Coincidentally, the very day ADS-L members were discussing possible

anachronisms in Amistad and Titanic, I read Roger Ebert's review of the

latter in which he questioned whether "giving the finger" was a practice as

early as 1912. I responded, as you can see below, and received this

follow-up query from Ebert. Unfortunately, it doesn't have anything to do

with language, unless you can come up with early terms for the practice he

describes, but I told him I'd forward his question to you.

----- Forwarded Message -----


FROM: Roger Ebert, REBERT

DATE: 1/13/98, 10:18 PM

Re: Titanic: Giving Finger

Dear Alan,

I got your address via the CompuServe Member Directory and used your

message in the Answer Man for 1/11/98 (on CIS and at Here;s how it ran:

Q. You wrote in your review of "Titanic," "At one point Rose gives

Lovejoy the finger; did young ladies do that in 1912?" This very question

came up during an American Dialect Society's online discussion of

anachronisms in "Amistad" (where characters say "hello" despite the fact

that the word was not used until the invention of the telephone).

Apparently, the gesture has been used at least since the last century

(there are photographs of 19C people giving the finger), although I'd say

it's unlikely that a young lady would have done so in 1912. (Alan Baragona,

Staunton, Va.)

A. Now I have another challenge for the anachronism-hunters at the

American Dialect Society. It may be a little off their specialty, but ask

them to do their best. In "The Wings of the Dove," a film based on a Henry

James novel, two of the characters make love outdoors while braced up

against a pillar in Venice. The novel is set earlier, but the film moves

the action up to about 1910. In what year, according to the society's best

thinking, did young ladies of the sort Henry James writes about begin to

participate in such practices?


I'm not sure if Ebert is asking about 1) having sex against a pillar, 2)

having sex in a public place, or 3) upper crust girls doing this sort of

thing. Since it's apparent that prostitutes and country wenches certainly

practiced the first two, I assume this is really a question about class

behavior. I responded with Aubrey's famous story about Walter Raleigh and

the "Mayd of Honour" up against a tree in a wood, but I'm not sure this is

public enough to serve as an answer.

If anyone is prurient enough to know something about this, I'll pass your

answer along.
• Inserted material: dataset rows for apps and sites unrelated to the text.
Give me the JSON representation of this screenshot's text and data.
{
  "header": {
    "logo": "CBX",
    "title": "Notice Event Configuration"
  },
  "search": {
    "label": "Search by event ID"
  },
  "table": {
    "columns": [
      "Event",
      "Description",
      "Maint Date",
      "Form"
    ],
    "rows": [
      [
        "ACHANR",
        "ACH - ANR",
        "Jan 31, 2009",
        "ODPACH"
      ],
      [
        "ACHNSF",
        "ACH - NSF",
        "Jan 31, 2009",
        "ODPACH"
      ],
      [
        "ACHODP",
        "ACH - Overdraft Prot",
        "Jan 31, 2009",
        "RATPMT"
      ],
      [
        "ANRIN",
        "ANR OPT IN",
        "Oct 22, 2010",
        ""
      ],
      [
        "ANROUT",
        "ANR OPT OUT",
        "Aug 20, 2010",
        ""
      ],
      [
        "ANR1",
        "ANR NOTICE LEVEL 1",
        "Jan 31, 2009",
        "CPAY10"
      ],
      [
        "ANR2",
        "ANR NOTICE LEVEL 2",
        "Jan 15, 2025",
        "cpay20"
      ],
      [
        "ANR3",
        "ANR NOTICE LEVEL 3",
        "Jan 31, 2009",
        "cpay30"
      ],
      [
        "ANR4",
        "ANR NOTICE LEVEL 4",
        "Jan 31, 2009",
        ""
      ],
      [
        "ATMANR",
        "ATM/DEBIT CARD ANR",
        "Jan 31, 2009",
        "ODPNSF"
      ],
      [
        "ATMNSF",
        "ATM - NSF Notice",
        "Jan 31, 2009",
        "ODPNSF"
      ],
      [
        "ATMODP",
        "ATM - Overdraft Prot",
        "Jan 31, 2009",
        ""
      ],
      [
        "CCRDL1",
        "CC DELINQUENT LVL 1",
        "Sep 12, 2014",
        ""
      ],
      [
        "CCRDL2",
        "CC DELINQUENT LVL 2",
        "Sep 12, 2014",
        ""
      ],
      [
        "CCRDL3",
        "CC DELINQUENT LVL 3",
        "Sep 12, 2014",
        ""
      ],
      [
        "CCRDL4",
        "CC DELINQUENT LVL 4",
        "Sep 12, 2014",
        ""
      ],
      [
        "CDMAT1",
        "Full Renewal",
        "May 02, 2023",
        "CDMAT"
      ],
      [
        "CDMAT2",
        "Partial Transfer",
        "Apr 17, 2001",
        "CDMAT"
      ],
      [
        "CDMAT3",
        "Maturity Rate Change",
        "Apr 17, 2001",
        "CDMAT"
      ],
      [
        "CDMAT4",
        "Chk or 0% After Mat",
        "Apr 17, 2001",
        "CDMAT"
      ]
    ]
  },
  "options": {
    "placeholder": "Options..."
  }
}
If you want me to tell Ebert to come back when he has a

damned question about language usage, I'll do that, too.

Alan B.